Attention leads to sales. Remember the movie “Porky's?” It was a horrible movie about kids looking to get laid; we were living in Utah when it was released, and it was destined to be in and out of the theater in about a week...until people started protesting it. The more people screamed about it—Oh my God it's a movie about SEX--the more curious other people became. And so ticket sales skyrocketed, and it stayed in the theater for weeks.

Remember when Sonia Johnson chained herself to the gates of a Mormon temple because the church came out against the Equal Rights Amendment? The church did little about that, and for good reason. The more she screamed about it, the more people investigated the church and its credo. The LDS church gained quite a few members from that.

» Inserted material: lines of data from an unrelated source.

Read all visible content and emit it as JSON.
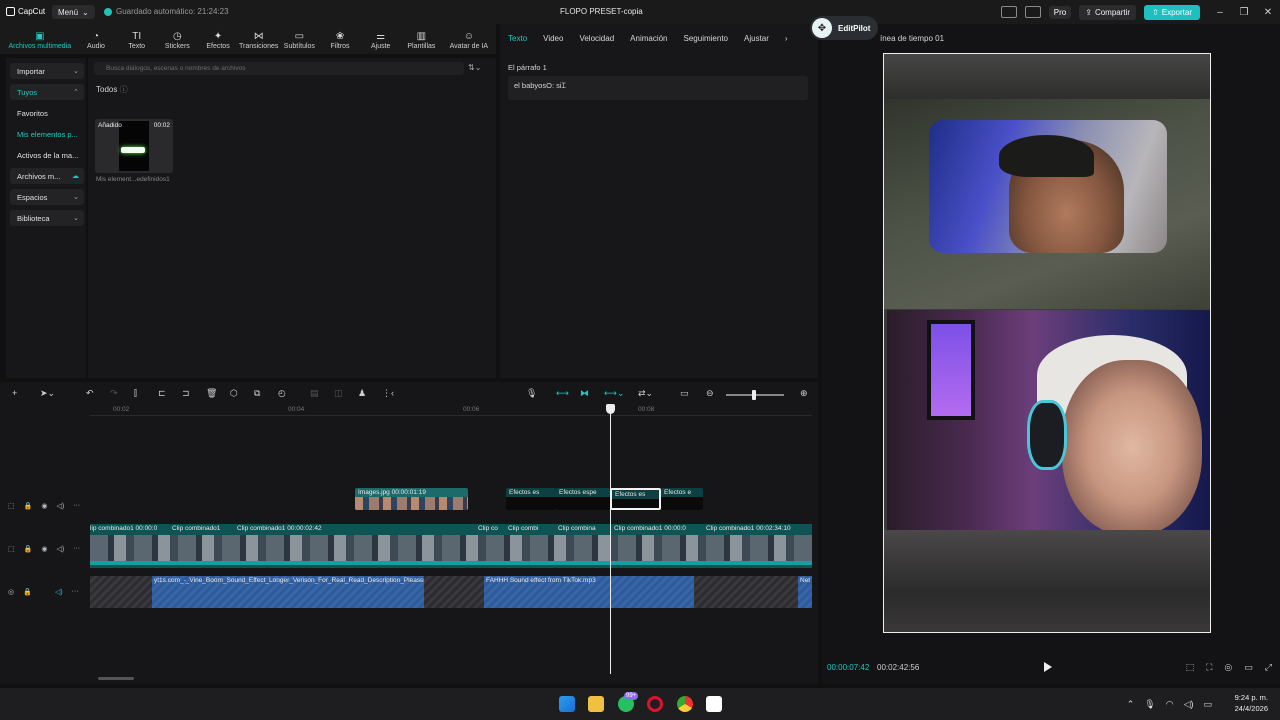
{
  "titlebar": {
    "logo_text": "CapCut",
    "menu_label": "Menú",
    "autosave_text": "Guardado automático: 21:24:23",
    "doc_title": "FLOPO PRESET-copia",
    "pro_label": "Pro",
    "share_label": "Compartir",
    "export_label": "Exportar"
  },
  "tools": [
    {
      "label": "Archivos multimedia",
      "icon": "media-icon"
    },
    {
      "label": "Audio",
      "icon": "audio-icon"
    },
    {
      "label": "Texto",
      "icon": "text-icon"
    },
    {
      "label": "Stickers",
      "icon": "sticker-icon"
    },
    {
      "label": "Efectos",
      "icon": "effects-icon"
    },
    {
      "label": "Transiciones",
      "icon": "transition-icon"
    },
    {
      "label": "Subtítulos",
      "icon": "subtitles-icon"
    },
    {
      "label": "Filtros",
      "icon": "filter-icon"
    },
    {
      "label": "Ajuste",
      "icon": "adjust-icon"
    },
    {
      "label": "Plantillas",
      "icon": "template-icon"
    },
    {
      "label": "Avatar de IA",
      "icon": "avatar-icon"
    }
  ],
  "sidebar": {
    "items": [
      {
        "label": "Importar"
      },
      {
        "label": "Tuyos"
      },
      {
        "label": "Favoritos"
      },
      {
        "label": "Mis elementos p..."
      },
      {
        "label": "Activos de la ma..."
      },
      {
        "label": "Archivos m..."
      },
      {
        "label": "Espacios"
      },
      {
        "label": "Biblioteca"
      }
    ]
  },
  "media": {
    "search_placeholder": "Busca diálogos, escenas o nombres de archivos",
    "todos_label": "Todos",
    "thumb": {
      "added": "Añadido",
      "duration": "00:02",
      "caption": "Mis element...edefinidos1"
    }
  },
  "props": {
    "tabs": [
      "Texto",
      "Video",
      "Velocidad",
      "Animación",
      "Seguimiento",
      "Ajustar"
    ],
    "paragraph_label": "El párrafo 1",
    "paragraph_text": "el babyosO: si"
  },
  "player": {
    "editpilot_label": "EditPilot",
    "title": "ínea de tiempo 01",
    "current_time": "00:00:07:42",
    "total_time": "00:02:42:56"
  },
  "timeline": {
    "ruler": [
      "00:02",
      "00:04",
      "00:06",
      "00:08"
    ],
    "overlay_clips": [
      {
        "label": "Images.jpg   00:00:01:19"
      },
      {
        "label": "Efectos es"
      },
      {
        "label": "Efectos espe"
      },
      {
        "label": "Efectos es"
      },
      {
        "label": "Efectos e"
      }
    ],
    "main_clips": [
      {
        "label": "lip combinado1   00:00:0"
      },
      {
        "label": "Clip combinado1"
      },
      {
        "label": "Clip combinado1   00:00:02:42"
      },
      {
        "label": "Clip co"
      },
      {
        "label": "Clip combi"
      },
      {
        "label": "Clip combina"
      },
      {
        "label": "Clip combinado1   00:00:0"
      },
      {
        "label": "Clip combinado1   00:02:34:10"
      }
    ],
    "audio_clips": [
      {
        "label": "yt1s.com_-_Vine_Boom_Sound_Effect_Longer_Verison_For_Real_Read_Description_Please.e"
      },
      {
        "label": "FAHHH Sound effect from TikTok.mp3"
      },
      {
        "label": "Net"
      }
    ]
  },
  "taskbar": {
    "badge": "99+",
    "time": "9:24 p. m.",
    "date": "24/4/2026"
  }
}
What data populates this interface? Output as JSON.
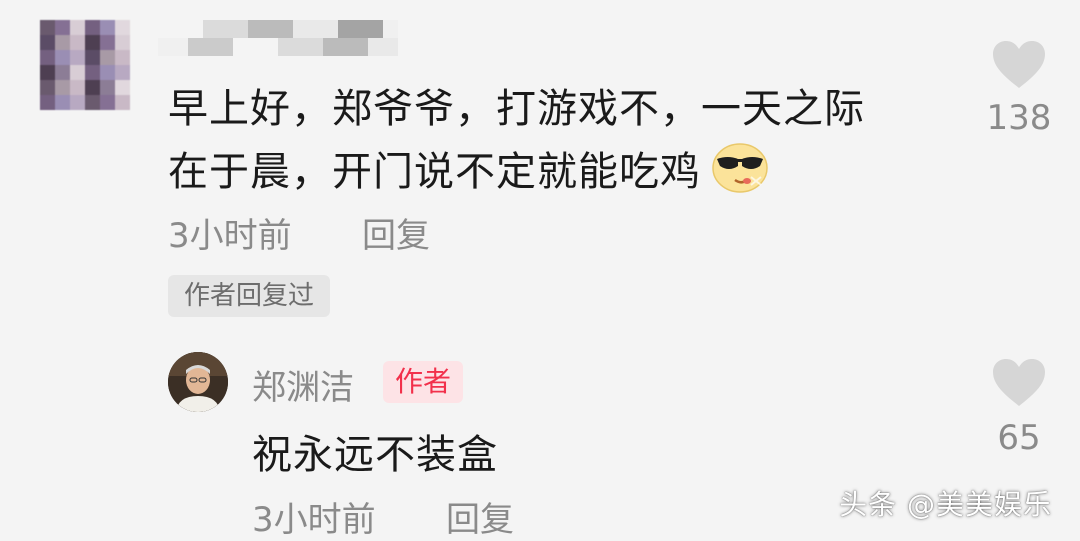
{
  "comment": {
    "text_line1": "早上好，郑爷爷，打游戏不，一天之际",
    "text_line2": "在于晨，开门说不定就能吃鸡",
    "time": "3小时前",
    "reply_label": "回复",
    "like_count": "138",
    "author_replied_tag": "作者回复过",
    "emoji_icon": "sunglasses-smirk-emoji-icon"
  },
  "reply": {
    "user_name": "郑渊洁",
    "badge": "作者",
    "text": "祝永远不装盒",
    "time": "3小时前",
    "reply_label": "回复",
    "like_count": "65"
  },
  "watermark": "头条 @美美娱乐",
  "colors": {
    "background": "#f4f4f4",
    "text_primary": "#1a1a1a",
    "text_secondary": "#8a8a8a",
    "badge_bg": "#fde3e6",
    "badge_text": "#f2304b",
    "heart": "#d6d6d6"
  }
}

The heinous-sounding book that would have languished as data bits on a server somewhere might now find an audience. It might now find a sales base. At the very least, it's giving the author the attention he probably shouldn't get.

And that, my friends, is probably opposite of what the first people calling for a boycott intended, but it is a likely result.

Amazon is not, and should not be, the moral arbiter for the world. And in the end, a boycott on Amazon not only draws attention to the person who wrote that book, but hurts the other independent writers who have only Amazon as their sales base.

Amazon won't be hurt by a boycott; those indie writers, though, they run the highest risk of being hurt. They're the ones who get trampled in the stampede to condemn an entire company for what one person chose to write about. Not the guy who wrote the book that upset the world, not the company standing behind its policies of open publishing, just the little guys.

So no, I will not boycott Amazon over this. I embrace freedom of speech, even for sick twisted minds... and hey, I also enjoy the idea that if it turns out that book is a how-to guide, then it does become something illegal, and anyone buying it becomes fodder for the judicial system.We should teach them how to bend over and pick up the soap now, so that they're not ill prepared.


7 November 2010

Lots of complaining online today about the time change, including me. I hate it. But what I'm hearing is a lot of We don't need Daylight Savings Time Anymore.

Ow, Contrair, mis amis.

(That's french for WhuuuT? Shut the Fark up!)

What we don't need is Standard time. I want DST. I want my extra light at the end of the day, because farkit I'm night blind (as I remind everyone every freaking year) and I hate pushing the clock back and getting that light in the morning.

Plus, DST = energy saving.
For real.
I read it on the Internet.

Oh, and it's Daylight Saving Time. No plural on the "saving." I read that on the Internet, too. "Savings we bank; we are not banking extra daylight."

Yeah, someone has a stick up their ass on that, but it kinda makes sense.

Either way... I freaking hate changing the clock back.


1 November 2010

It's that time of year again.


The month when thousands of aspiring writers commit to coughing up 50,000 words that will hopefully, at some point, comprise a novel. I signed up again this year, because while I was pounding the pavement training for the Susan G. Komen 3 Day, I found a story brewing inside my head, and began to mentally write it.

I took notes, horrible notes, with the idea that when the Walk was over, I would start working on the book.

And then I remembered NaNo, and figured why the hell not? Use November as an enforced springboard into getting the thing started. I know I can do 50K in a month; hell, when I was working on The King and Queen of Perfect Normal I had a 12K day (I don't recommend this...your fingers really hurt at the end of the day...) If I write 2000 words a day, I'll be well over the 50K by the end of the month.

So here we are at noon on November 1st, and I have written...nothing.

Go me.

(I probably write about NaNo Every year...still, here's my previous advice about NaNo)

In a nutshell: get all Nike on the NaNo vibe, and Just Do It...